From the entries below, give the number of lines where the word "level" occurs, and nothing else.
--
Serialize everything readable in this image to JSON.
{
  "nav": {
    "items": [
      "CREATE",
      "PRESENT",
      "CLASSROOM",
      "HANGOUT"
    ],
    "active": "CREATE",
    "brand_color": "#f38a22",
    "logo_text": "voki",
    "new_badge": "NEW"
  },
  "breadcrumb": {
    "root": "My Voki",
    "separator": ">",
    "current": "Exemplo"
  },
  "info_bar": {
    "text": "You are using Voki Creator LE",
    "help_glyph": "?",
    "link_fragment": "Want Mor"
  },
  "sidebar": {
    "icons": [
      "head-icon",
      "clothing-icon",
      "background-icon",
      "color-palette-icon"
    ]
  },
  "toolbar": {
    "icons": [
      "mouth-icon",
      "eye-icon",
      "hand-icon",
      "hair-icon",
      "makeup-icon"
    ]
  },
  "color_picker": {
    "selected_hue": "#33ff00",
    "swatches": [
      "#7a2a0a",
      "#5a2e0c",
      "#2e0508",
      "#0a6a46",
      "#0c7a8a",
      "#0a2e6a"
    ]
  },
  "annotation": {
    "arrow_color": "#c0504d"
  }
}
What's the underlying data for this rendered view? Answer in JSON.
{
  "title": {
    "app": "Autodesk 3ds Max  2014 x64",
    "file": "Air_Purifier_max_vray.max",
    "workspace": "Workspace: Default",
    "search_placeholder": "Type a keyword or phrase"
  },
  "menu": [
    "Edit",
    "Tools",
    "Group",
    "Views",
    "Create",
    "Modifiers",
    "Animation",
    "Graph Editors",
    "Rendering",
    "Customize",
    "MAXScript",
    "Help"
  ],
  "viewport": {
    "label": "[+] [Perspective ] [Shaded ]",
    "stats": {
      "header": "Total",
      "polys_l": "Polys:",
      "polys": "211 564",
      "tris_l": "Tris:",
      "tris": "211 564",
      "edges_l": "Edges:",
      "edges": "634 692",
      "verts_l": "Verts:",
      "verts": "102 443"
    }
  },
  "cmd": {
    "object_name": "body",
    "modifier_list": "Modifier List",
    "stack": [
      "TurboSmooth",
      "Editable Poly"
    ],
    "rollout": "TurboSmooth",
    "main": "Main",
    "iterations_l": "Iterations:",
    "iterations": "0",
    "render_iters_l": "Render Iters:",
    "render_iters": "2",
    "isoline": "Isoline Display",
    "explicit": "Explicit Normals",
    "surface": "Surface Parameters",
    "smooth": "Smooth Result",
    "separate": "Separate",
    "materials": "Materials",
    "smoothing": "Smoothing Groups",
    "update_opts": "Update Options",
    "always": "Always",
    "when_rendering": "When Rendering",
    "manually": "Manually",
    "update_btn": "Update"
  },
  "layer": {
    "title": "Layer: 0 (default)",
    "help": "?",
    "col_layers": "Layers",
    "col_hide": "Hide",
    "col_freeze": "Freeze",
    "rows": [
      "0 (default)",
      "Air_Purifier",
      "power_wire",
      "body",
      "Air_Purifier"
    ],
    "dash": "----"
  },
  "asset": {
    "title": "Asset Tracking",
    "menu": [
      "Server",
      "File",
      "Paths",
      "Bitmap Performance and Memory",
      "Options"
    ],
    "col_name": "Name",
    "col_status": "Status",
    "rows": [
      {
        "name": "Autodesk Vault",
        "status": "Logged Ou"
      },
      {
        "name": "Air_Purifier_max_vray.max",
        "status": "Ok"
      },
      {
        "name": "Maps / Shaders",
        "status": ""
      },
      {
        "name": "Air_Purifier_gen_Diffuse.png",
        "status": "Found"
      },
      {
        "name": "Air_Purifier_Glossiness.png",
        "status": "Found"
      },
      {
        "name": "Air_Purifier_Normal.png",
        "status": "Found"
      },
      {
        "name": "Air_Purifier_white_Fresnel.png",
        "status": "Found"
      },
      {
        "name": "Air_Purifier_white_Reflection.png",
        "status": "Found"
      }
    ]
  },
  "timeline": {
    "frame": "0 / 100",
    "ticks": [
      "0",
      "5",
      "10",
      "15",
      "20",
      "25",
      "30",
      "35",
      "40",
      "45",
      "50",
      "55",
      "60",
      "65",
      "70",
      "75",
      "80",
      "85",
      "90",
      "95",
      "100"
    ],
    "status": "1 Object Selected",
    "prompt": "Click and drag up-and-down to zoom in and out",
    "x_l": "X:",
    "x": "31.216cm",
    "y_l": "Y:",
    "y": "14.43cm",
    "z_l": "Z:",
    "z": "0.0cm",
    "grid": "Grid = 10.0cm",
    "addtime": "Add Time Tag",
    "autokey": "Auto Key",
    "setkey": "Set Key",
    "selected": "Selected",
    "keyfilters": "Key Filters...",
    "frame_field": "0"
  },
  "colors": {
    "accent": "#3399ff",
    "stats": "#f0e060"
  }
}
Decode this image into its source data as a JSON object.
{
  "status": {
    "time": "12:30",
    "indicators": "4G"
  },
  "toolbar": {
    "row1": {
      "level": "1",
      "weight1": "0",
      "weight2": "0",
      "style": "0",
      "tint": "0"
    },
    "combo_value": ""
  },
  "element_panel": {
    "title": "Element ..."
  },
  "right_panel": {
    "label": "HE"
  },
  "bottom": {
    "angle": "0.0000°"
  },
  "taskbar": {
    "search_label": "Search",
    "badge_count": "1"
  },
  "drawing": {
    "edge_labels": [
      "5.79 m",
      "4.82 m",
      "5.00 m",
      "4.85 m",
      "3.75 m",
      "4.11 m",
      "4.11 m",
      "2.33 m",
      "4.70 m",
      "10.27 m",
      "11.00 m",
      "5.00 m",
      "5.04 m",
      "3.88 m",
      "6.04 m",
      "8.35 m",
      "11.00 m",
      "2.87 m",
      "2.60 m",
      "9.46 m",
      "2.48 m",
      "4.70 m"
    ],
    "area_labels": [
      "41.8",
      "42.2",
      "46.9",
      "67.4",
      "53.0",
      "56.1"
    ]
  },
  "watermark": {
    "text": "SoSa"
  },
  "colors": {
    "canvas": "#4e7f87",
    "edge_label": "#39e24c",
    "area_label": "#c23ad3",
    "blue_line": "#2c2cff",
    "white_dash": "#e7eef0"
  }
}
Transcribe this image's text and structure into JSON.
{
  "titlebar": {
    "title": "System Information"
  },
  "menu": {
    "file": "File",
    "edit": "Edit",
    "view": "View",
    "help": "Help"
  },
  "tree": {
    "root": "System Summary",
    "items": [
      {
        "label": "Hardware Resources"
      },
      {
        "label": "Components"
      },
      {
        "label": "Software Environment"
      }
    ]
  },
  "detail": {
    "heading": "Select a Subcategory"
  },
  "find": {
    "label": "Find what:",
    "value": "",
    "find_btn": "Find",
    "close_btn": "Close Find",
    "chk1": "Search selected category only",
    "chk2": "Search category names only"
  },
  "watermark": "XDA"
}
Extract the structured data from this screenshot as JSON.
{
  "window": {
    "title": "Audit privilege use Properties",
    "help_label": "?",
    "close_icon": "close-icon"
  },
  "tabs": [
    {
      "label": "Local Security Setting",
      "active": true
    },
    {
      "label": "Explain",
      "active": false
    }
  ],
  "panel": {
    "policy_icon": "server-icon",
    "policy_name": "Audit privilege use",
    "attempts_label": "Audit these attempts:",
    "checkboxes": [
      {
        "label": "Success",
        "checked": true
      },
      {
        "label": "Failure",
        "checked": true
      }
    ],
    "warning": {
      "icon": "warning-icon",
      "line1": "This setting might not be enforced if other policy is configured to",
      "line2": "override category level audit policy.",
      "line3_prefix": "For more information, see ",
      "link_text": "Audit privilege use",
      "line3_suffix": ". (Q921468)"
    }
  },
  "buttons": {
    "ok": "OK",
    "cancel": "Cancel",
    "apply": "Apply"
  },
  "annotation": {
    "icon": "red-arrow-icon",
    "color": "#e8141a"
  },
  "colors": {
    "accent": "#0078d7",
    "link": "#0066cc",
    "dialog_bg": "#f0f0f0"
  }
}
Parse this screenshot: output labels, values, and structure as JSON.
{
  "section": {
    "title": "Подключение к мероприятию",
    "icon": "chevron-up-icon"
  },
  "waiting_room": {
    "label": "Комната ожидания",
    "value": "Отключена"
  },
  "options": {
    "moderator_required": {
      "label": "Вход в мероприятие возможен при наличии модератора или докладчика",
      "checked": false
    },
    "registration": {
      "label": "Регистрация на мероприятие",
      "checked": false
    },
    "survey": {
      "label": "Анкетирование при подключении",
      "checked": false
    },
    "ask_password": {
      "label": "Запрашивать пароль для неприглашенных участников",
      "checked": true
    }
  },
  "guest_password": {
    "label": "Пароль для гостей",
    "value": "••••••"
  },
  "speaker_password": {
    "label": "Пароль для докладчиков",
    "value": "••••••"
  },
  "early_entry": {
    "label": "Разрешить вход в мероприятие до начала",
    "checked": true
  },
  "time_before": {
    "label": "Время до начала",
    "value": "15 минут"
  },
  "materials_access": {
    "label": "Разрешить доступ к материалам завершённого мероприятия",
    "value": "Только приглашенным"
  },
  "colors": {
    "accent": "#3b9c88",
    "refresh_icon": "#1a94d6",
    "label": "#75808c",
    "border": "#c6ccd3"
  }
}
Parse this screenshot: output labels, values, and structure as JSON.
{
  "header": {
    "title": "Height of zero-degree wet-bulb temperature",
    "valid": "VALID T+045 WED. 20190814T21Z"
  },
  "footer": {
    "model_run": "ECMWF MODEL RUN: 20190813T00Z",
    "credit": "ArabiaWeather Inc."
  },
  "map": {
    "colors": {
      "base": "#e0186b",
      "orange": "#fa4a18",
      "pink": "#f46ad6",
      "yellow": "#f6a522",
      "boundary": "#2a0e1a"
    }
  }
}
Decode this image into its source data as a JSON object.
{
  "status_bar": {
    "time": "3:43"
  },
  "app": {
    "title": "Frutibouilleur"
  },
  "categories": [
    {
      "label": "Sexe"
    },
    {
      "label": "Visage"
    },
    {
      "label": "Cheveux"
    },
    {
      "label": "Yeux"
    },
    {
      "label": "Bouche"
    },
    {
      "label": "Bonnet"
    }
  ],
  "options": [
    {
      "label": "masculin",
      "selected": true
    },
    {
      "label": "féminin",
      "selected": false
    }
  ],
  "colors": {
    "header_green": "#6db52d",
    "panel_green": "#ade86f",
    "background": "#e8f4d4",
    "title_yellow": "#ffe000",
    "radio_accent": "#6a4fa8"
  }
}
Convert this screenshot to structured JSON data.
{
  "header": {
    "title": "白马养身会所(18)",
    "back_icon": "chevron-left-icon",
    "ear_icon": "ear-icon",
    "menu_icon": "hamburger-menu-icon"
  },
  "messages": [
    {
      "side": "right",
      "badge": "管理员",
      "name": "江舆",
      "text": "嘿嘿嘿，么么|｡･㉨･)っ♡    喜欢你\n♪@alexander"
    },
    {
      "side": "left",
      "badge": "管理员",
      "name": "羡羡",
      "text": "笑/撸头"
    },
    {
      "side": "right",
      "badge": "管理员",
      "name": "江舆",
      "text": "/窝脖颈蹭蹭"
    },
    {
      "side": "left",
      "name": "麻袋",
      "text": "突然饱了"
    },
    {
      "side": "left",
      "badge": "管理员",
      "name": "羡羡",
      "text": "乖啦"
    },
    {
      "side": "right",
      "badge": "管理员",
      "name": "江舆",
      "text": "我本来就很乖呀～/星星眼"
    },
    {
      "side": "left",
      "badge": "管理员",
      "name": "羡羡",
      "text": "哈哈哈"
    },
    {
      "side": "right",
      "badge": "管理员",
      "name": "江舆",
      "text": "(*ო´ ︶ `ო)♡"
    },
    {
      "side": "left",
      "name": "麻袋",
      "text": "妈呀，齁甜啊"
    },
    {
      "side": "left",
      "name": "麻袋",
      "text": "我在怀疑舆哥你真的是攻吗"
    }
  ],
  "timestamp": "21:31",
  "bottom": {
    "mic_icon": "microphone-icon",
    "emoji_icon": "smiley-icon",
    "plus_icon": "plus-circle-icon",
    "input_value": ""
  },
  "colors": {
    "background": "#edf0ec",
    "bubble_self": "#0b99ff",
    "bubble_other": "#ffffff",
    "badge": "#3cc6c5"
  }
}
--
* _Written response_: 2